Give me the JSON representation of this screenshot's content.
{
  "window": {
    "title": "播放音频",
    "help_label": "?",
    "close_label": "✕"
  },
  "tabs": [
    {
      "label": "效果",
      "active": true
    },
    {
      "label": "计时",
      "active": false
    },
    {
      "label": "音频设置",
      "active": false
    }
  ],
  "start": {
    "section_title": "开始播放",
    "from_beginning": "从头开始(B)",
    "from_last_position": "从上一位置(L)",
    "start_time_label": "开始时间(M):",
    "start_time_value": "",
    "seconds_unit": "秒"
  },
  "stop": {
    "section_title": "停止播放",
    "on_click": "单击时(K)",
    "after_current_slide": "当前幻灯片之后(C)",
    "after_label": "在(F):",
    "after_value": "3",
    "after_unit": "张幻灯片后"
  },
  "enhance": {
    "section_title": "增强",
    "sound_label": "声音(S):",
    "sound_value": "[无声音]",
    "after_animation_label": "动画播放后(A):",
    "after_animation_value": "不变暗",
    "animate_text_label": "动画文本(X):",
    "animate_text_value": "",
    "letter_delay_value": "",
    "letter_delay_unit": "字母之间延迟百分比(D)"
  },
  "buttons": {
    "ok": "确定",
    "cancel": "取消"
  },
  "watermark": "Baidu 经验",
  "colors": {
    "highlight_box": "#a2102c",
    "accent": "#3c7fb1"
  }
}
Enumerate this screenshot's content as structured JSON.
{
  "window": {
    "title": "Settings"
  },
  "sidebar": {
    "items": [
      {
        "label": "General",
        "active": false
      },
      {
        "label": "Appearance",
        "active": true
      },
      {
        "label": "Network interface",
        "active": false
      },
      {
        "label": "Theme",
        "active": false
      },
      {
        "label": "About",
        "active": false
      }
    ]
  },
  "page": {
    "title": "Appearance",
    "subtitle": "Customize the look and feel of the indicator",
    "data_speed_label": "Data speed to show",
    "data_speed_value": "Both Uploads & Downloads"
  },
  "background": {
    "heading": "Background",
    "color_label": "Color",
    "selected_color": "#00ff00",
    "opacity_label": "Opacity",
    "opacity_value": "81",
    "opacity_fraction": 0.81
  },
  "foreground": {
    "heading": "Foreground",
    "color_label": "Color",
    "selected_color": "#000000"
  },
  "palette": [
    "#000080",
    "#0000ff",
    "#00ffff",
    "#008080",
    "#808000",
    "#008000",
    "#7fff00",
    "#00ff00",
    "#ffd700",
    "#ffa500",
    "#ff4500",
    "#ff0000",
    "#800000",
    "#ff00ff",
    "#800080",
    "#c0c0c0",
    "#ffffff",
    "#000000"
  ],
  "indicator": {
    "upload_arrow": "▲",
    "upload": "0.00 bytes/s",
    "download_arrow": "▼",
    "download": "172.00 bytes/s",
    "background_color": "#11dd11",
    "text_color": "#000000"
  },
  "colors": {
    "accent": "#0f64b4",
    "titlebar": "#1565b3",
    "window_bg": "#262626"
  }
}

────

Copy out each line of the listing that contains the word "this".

Give me the JSON representation of this screenshot's content.
Enumerate this screenshot's content as structured JSON.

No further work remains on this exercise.